[Excerpts from an interface dataset]
######

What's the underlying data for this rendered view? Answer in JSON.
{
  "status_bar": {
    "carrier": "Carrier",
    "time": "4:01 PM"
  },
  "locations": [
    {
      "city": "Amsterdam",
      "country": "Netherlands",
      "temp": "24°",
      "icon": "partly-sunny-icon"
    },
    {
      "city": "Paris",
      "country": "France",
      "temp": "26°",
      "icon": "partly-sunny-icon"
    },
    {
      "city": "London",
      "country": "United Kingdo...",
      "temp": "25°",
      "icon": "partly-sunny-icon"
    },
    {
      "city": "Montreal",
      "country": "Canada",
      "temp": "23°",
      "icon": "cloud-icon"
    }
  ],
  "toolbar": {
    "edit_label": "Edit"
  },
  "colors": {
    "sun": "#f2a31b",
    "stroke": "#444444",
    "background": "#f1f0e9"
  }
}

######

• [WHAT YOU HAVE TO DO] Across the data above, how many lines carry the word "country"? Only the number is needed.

• [EXPECTED OUTPUT] 4